▶ **LISTED RECORDS**:
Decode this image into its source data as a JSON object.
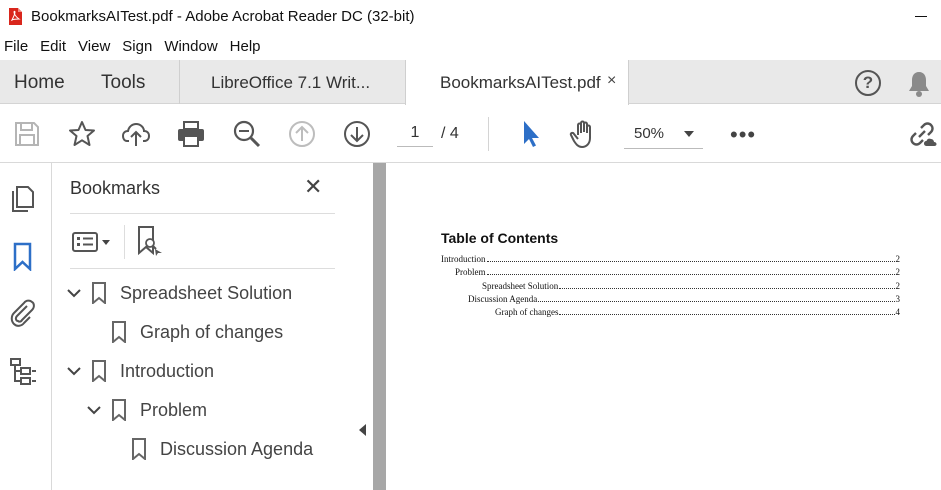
{
  "window": {
    "title": "BookmarksAITest.pdf - Adobe Acrobat Reader DC (32-bit)"
  },
  "menu": {
    "items": [
      "File",
      "Edit",
      "View",
      "Sign",
      "Window",
      "Help"
    ]
  },
  "tabs": {
    "home": "Home",
    "tools": "Tools",
    "doc1": "LibreOffice  7.1 Writ...",
    "doc2": "BookmarksAITest.pdf",
    "close_glyph": "×"
  },
  "toolbar": {
    "page_current": "1",
    "page_total": "/  4",
    "zoom": "50%",
    "more": "•••",
    "help_glyph": "?"
  },
  "bookmarks_panel": {
    "title": "Bookmarks",
    "close_glyph": "✕",
    "items": [
      {
        "label": "Spreadsheet Solution",
        "level": 0,
        "expanded": true
      },
      {
        "label": "Graph of changes",
        "level": 1,
        "expanded": null
      },
      {
        "label": "Introduction",
        "level": 0,
        "expanded": true
      },
      {
        "label": "Problem",
        "level": 1,
        "expanded": true
      },
      {
        "label": "Discussion Agenda",
        "level": 2,
        "expanded": null
      }
    ]
  },
  "document": {
    "toc_title": "Table of Contents",
    "toc_entries": [
      {
        "text": "Introduction",
        "page": "2"
      },
      {
        "text": "Problem",
        "page": "2"
      },
      {
        "text": "Spreadsheet Solution",
        "page": "2"
      },
      {
        "text": "Discussion Agenda",
        "page": "3"
      },
      {
        "text": "Graph of changes",
        "page": "4"
      }
    ]
  },
  "colors": {
    "accent_blue": "#2d6fc7",
    "icon_gray": "#555555",
    "pdf_red": "#d9261c"
  }
}
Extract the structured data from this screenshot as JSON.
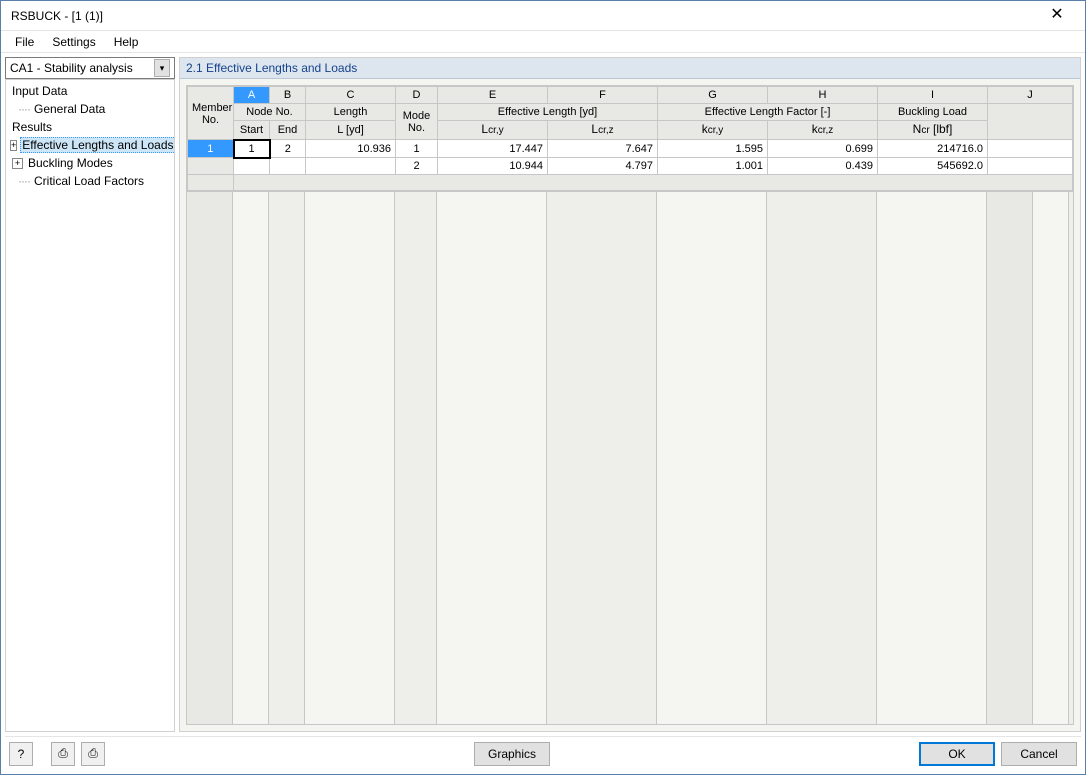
{
  "window": {
    "title": "RSBUCK - [1 (1)]"
  },
  "menu": {
    "file": "File",
    "settings": "Settings",
    "help": "Help"
  },
  "combo": {
    "text": "CA1 - Stability analysis"
  },
  "tree": {
    "input_data": "Input Data",
    "general_data": "General Data",
    "results": "Results",
    "eff_lengths": "Effective Lengths and Loads",
    "buckling_modes": "Buckling Modes",
    "critical_load": "Critical Load Factors"
  },
  "pane": {
    "title": "2.1 Effective Lengths and Loads"
  },
  "cols": {
    "letters": {
      "A": "A",
      "B": "B",
      "C": "C",
      "D": "D",
      "E": "E",
      "F": "F",
      "G": "G",
      "H": "H",
      "I": "I",
      "J": "J"
    },
    "member_no": "Member\nNo.",
    "node_no": "Node No.",
    "start": "Start",
    "end": "End",
    "length": "Length",
    "l_yd": "L [yd]",
    "mode_no": "Mode\nNo.",
    "eff_len": "Effective Length [yd]",
    "lcry": "L",
    "lcry_sub": "cr,y",
    "lcrz": "L",
    "lcrz_sub": "cr,z",
    "eff_fac": "Effective Length Factor [-]",
    "kcry": "k",
    "kcry_sub": "cr,y",
    "kcrz": "k",
    "kcrz_sub": "cr,z",
    "buck_load": "Buckling Load",
    "ncr": "N",
    "ncr_sub": "cr",
    "ncr_unit": " [lbf]"
  },
  "rows": [
    {
      "member": "1",
      "start": "1",
      "end": "2",
      "l": "10.936",
      "mode": "1",
      "lcry": "17.447",
      "lcrz": "7.647",
      "kcry": "1.595",
      "kcrz": "0.699",
      "ncr": "214716.0"
    },
    {
      "member": "",
      "start": "",
      "end": "",
      "l": "",
      "mode": "2",
      "lcry": "10.944",
      "lcrz": "4.797",
      "kcry": "1.001",
      "kcrz": "0.439",
      "ncr": "545692.0"
    }
  ],
  "buttons": {
    "graphics": "Graphics",
    "ok": "OK",
    "cancel": "Cancel"
  },
  "icons": {
    "help": "?",
    "print1": "⎙",
    "print2": "⎙"
  }
}
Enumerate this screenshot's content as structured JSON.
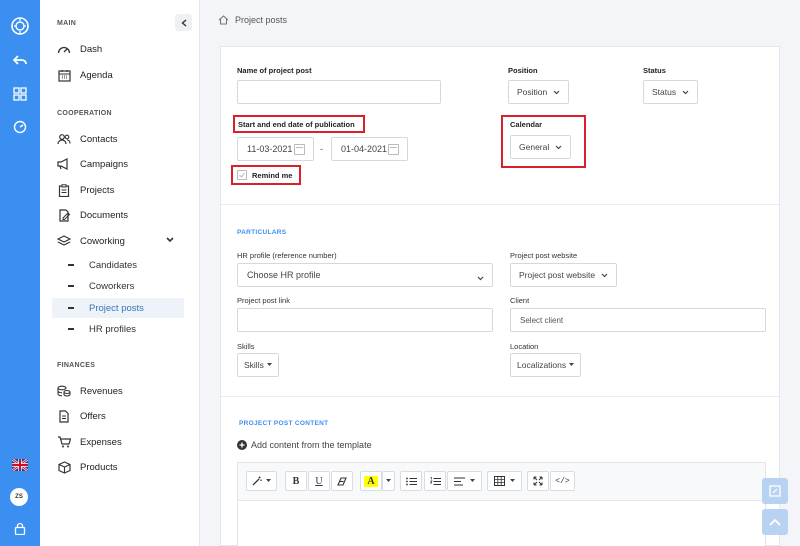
{
  "sidebar": {
    "main_title": "MAIN",
    "main_items": [
      {
        "label": "Dash",
        "icon": "gauge-icon"
      },
      {
        "label": "Agenda",
        "icon": "calendar-grid-icon"
      }
    ],
    "coop_title": "COOPERATION",
    "coop_items": [
      {
        "label": "Contacts",
        "icon": "users-icon"
      },
      {
        "label": "Campaigns",
        "icon": "megaphone-icon"
      },
      {
        "label": "Projects",
        "icon": "clipboard-icon"
      },
      {
        "label": "Documents",
        "icon": "document-edit-icon"
      },
      {
        "label": "Coworking",
        "icon": "layers-icon"
      }
    ],
    "coworking_sub": [
      "Candidates",
      "Coworkers",
      "Project posts",
      "HR profiles"
    ],
    "finances_title": "FINANCES",
    "finance_items": [
      {
        "label": "Revenues",
        "icon": "coins-icon"
      },
      {
        "label": "Offers",
        "icon": "document-icon"
      },
      {
        "label": "Expenses",
        "icon": "cart-icon"
      },
      {
        "label": "Products",
        "icon": "box-icon"
      }
    ]
  },
  "user": {
    "initials": "ZS"
  },
  "breadcrumb": {
    "label": "Project posts"
  },
  "form": {
    "name_label": "Name of project post",
    "position_label": "Position",
    "position_value": "Position",
    "status_label": "Status",
    "status_value": "Status",
    "dates_label": "Start and end date of publication",
    "start_date": "11-03-2021",
    "date_separator": "-",
    "end_date": "01-04-2021",
    "calendar_label": "Calendar",
    "calendar_value": "General",
    "remind_label": "Remind me"
  },
  "particulars": {
    "title": "PARTICULARS",
    "hr_label": "HR profile (reference number)",
    "hr_value": "Choose HR profile",
    "website_label": "Project post website",
    "website_value": "Project post website",
    "link_label": "Project post link",
    "client_label": "Client",
    "client_placeholder": "Select client",
    "skills_label": "Skills",
    "skills_value": "Skills",
    "location_label": "Location",
    "location_value": "Localizations"
  },
  "content": {
    "title": "PROJECT POST CONTENT",
    "add_template": "Add content from the template",
    "toolbar": {
      "bold": "B",
      "underline": "U",
      "highlight": "A",
      "code": "</>"
    }
  },
  "colors": {
    "accent": "#3a8ff0",
    "highlight_box": "#d9202b",
    "highlight_fill": "#ffff00"
  }
}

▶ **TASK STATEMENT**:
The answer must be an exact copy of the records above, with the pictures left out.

▶ **TASK RESULT**:
Decode this image into its source data as a JSON object.
{
  "window": {
    "title": "BookmarksAITest.pdf - Adobe Acrobat Reader DC (32-bit)"
  },
  "menu": {
    "items": [
      "File",
      "Edit",
      "View",
      "Sign",
      "Window",
      "Help"
    ]
  },
  "tabs": {
    "home": "Home",
    "tools": "Tools",
    "doc1": "LibreOffice  7.1 Writ...",
    "doc2": "BookmarksAITest.pdf",
    "close_glyph": "×"
  },
  "toolbar": {
    "page_current": "1",
    "page_total": "/  4",
    "zoom": "50%",
    "more": "•••",
    "help_glyph": "?"
  },
  "bookmarks_panel": {
    "title": "Bookmarks",
    "close_glyph": "✕",
    "items": [
      {
        "label": "Spreadsheet Solution",
        "level": 0,
        "expanded": true
      },
      {
        "label": "Graph of changes",
        "level": 1,
        "expanded": null
      },
      {
        "label": "Introduction",
        "level": 0,
        "expanded": true
      },
      {
        "label": "Problem",
        "level": 1,
        "expanded": true
      },
      {
        "label": "Discussion Agenda",
        "level": 2,
        "expanded": null
      }
    ]
  },
  "document": {
    "toc_title": "Table of Contents",
    "toc_entries": [
      {
        "text": "Introduction",
        "page": "2"
      },
      {
        "text": "Problem",
        "page": "2"
      },
      {
        "text": "Spreadsheet Solution",
        "page": "2"
      },
      {
        "text": "Discussion Agenda",
        "page": "3"
      },
      {
        "text": "Graph of changes",
        "page": "4"
      }
    ]
  },
  "colors": {
    "accent_blue": "#2d6fc7",
    "icon_gray": "#555555",
    "pdf_red": "#d9261c"
  }
}
Extract the structured data from this screenshot as JSON.
{
  "window": {
    "title": "RSBUCK - [1 (1)]"
  },
  "menu": {
    "file": "File",
    "settings": "Settings",
    "help": "Help"
  },
  "combo": {
    "text": "CA1 - Stability analysis"
  },
  "tree": {
    "input_data": "Input Data",
    "general_data": "General Data",
    "results": "Results",
    "eff_lengths": "Effective Lengths and Loads",
    "buckling_modes": "Buckling Modes",
    "critical_load": "Critical Load Factors"
  },
  "pane": {
    "title": "2.1 Effective Lengths and Loads"
  },
  "cols": {
    "letters": {
      "A": "A",
      "B": "B",
      "C": "C",
      "D": "D",
      "E": "E",
      "F": "F",
      "G": "G",
      "H": "H",
      "I": "I",
      "J": "J"
    },
    "member_no": "Member\nNo.",
    "node_no": "Node No.",
    "start": "Start",
    "end": "End",
    "length": "Length",
    "l_yd": "L [yd]",
    "mode_no": "Mode\nNo.",
    "eff_len": "Effective Length [yd]",
    "lcry": "L",
    "lcry_sub": "cr,y",
    "lcrz": "L",
    "lcrz_sub": "cr,z",
    "eff_fac": "Effective Length Factor [-]",
    "kcry": "k",
    "kcry_sub": "cr,y",
    "kcrz": "k",
    "kcrz_sub": "cr,z",
    "buck_load": "Buckling Load",
    "ncr": "N",
    "ncr_sub": "cr",
    "ncr_unit": " [lbf]"
  },
  "rows": [
    {
      "member": "1",
      "start": "1",
      "end": "2",
      "l": "10.936",
      "mode": "1",
      "lcry": "17.447",
      "lcrz": "7.647",
      "kcry": "1.595",
      "kcrz": "0.699",
      "ncr": "214716.0"
    },
    {
      "member": "",
      "start": "",
      "end": "",
      "l": "",
      "mode": "2",
      "lcry": "10.944",
      "lcrz": "4.797",
      "kcry": "1.001",
      "kcrz": "0.439",
      "ncr": "545692.0"
    }
  ],
  "buttons": {
    "graphics": "Graphics",
    "ok": "OK",
    "cancel": "Cancel"
  },
  "icons": {
    "help": "?",
    "print1": "⎙",
    "print2": "⎙"
  }
}
Enumerate this screenshot's content as structured JSON.
{
  "sidebar": {
    "main_title": "MAIN",
    "main_items": [
      {
        "label": "Dash",
        "icon": "gauge-icon"
      },
      {
        "label": "Agenda",
        "icon": "calendar-grid-icon"
      }
    ],
    "coop_title": "COOPERATION",
    "coop_items": [
      {
        "label": "Contacts",
        "icon": "users-icon"
      },
      {
        "label": "Campaigns",
        "icon": "megaphone-icon"
      },
      {
        "label": "Projects",
        "icon": "clipboard-icon"
      },
      {
        "label": "Documents",
        "icon": "document-edit-icon"
      },
      {
        "label": "Coworking",
        "icon": "layers-icon"
      }
    ],
    "coworking_sub": [
      "Candidates",
      "Coworkers",
      "Project posts",
      "HR profiles"
    ],
    "finances_title": "FINANCES",
    "finance_items": [
      {
        "label": "Revenues",
        "icon": "coins-icon"
      },
      {
        "label": "Offers",
        "icon": "document-icon"
      },
      {
        "label": "Expenses",
        "icon": "cart-icon"
      },
      {
        "label": "Products",
        "icon": "box-icon"
      }
    ]
  },
  "user": {
    "initials": "ZS"
  },
  "breadcrumb": {
    "label": "Project posts"
  },
  "form": {
    "name_label": "Name of project post",
    "position_label": "Position",
    "position_value": "Position",
    "status_label": "Status",
    "status_value": "Status",
    "dates_label": "Start and end date of publication",
    "start_date": "11-03-2021",
    "date_separator": "-",
    "end_date": "01-04-2021",
    "calendar_label": "Calendar",
    "calendar_value": "General",
    "remind_label": "Remind me"
  },
  "particulars": {
    "title": "PARTICULARS",
    "hr_label": "HR profile (reference number)",
    "hr_value": "Choose HR profile",
    "website_label": "Project post website",
    "website_value": "Project post website",
    "link_label": "Project post link",
    "client_label": "Client",
    "client_placeholder": "Select client",
    "skills_label": "Skills",
    "skills_value": "Skills",
    "location_label": "Location",
    "location_value": "Localizations"
  },
  "content": {
    "title": "PROJECT POST CONTENT",
    "add_template": "Add content from the template",
    "toolbar": {
      "bold": "B",
      "underline": "U",
      "highlight": "A",
      "code": "</>"
    }
  },
  "colors": {
    "accent": "#3a8ff0",
    "highlight_box": "#d9202b",
    "highlight_fill": "#ffff00"
  }
}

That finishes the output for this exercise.